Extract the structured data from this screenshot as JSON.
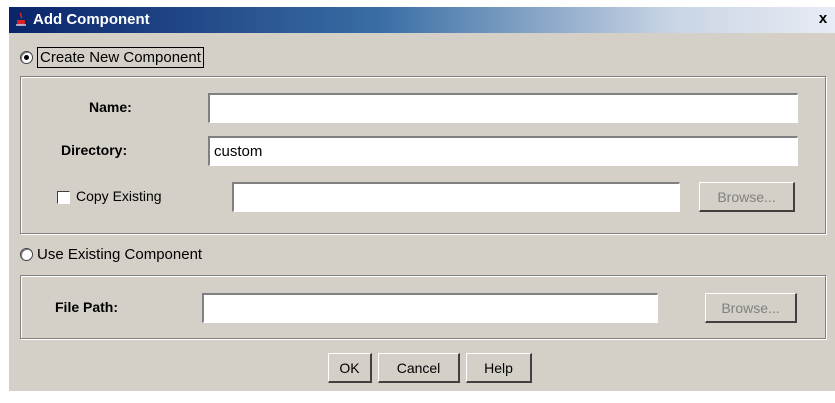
{
  "window": {
    "title": "Add Component",
    "close_glyph": "x"
  },
  "create_new": {
    "label": "Create New Component",
    "selected": true
  },
  "name": {
    "label": "Name:",
    "value": ""
  },
  "directory": {
    "label": "Directory:",
    "value": "custom"
  },
  "copy_existing": {
    "label": "Copy Existing",
    "checked": false,
    "value": "",
    "browse_label": "Browse..."
  },
  "use_existing": {
    "label": "Use Existing Component",
    "selected": false
  },
  "file_path": {
    "label": "File Path:",
    "value": "",
    "browse_label": "Browse..."
  },
  "buttons": {
    "ok": "OK",
    "cancel": "Cancel",
    "help": "Help"
  },
  "colors": {
    "titlebar_start": "#0a246a",
    "dialog_bg": "#d4d0c8"
  }
}
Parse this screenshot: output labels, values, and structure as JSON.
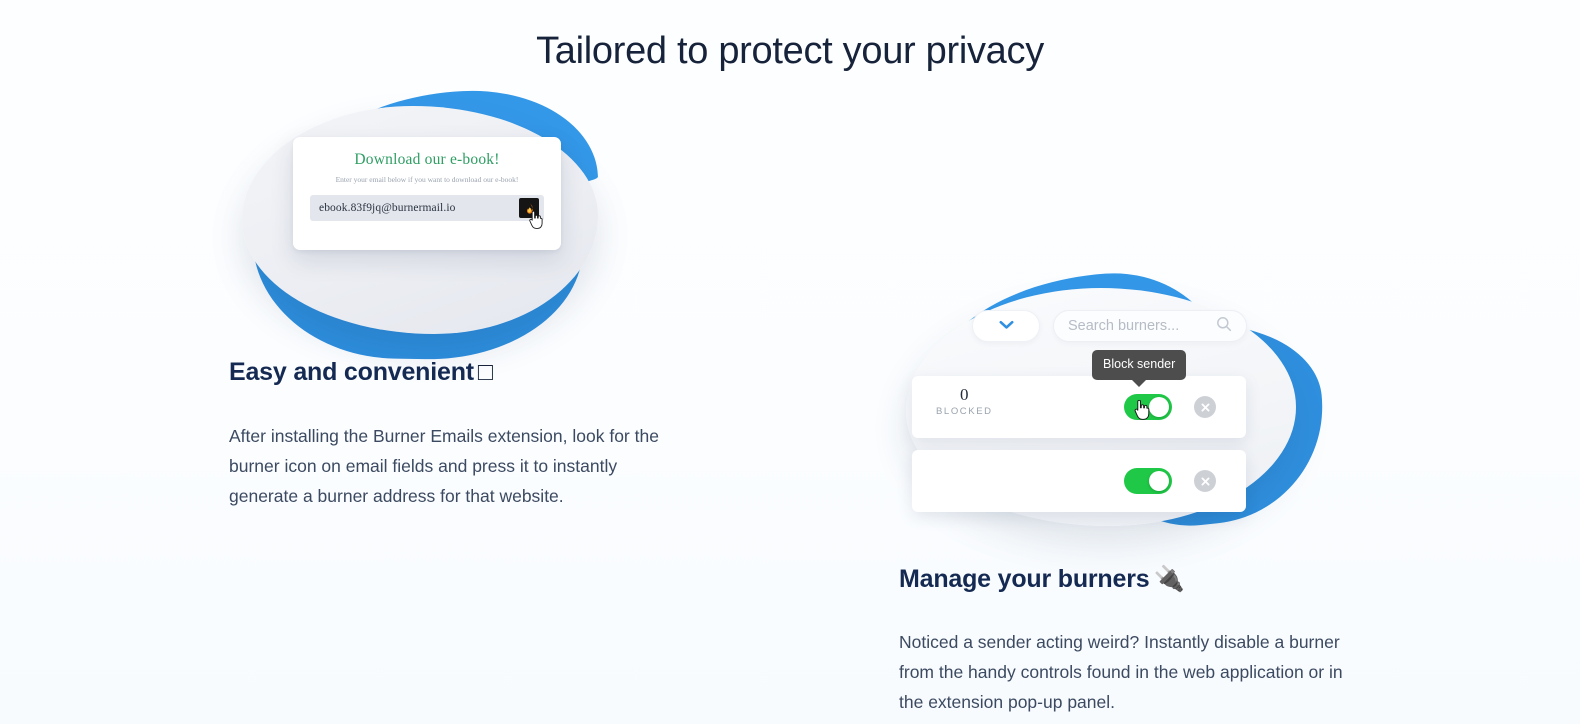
{
  "section": {
    "title": "Tailored to protect your privacy",
    "background_color": "#fbfdff",
    "title_color": "#16233a",
    "accent_blue": "#3498e8",
    "accent_blue_dark": "#2d8fde",
    "toggle_green": "#1fc947",
    "heading_navy": "#152a52"
  },
  "features": [
    {
      "id": "easy-and-convenient",
      "title": "Easy and convenient",
      "title_emoji": "□",
      "body": "After installing the Burner Emails extension, look for the burner icon on email fields and press it to instantly generate a burner address for that website."
    },
    {
      "id": "manage-your-burners",
      "title": "Manage your burners",
      "title_emoji": "🔌",
      "body": "Noticed a sender acting weird? Instantly disable a burner from the handy controls found in the web application or in the extension pop-up panel."
    }
  ],
  "illustration_ebook": {
    "form_heading": "Download our e-book!",
    "form_subtitle": "Enter your email below if you want to download our e-book!",
    "email_value": "ebook.83f9jq@burnermail.io",
    "burner_icon": "fire-icon",
    "burner_icon_glyph": "🔥",
    "cursor": "pointer-hand-cursor"
  },
  "illustration_burners": {
    "dropdown_icon": "chevron-down-icon",
    "search_placeholder": "Search burners...",
    "search_icon": "search-icon",
    "tooltip": "Block sender",
    "rows": [
      {
        "count": "0",
        "label": "BLOCKED",
        "toggle_state": "on",
        "delete_icon": "close-circle-icon"
      },
      {
        "count": "",
        "label": "",
        "toggle_state": "on",
        "delete_icon": "close-circle-icon"
      }
    ],
    "cursor": "pointer-hand-cursor"
  }
}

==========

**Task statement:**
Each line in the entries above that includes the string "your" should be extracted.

**Solution below:**
    "title": "Tailored to protect your privacy",
      "id": "manage-your-burners",
      "title": "Manage your burners",
    "form_subtitle": "Enter your email below if you want to download our e-book!",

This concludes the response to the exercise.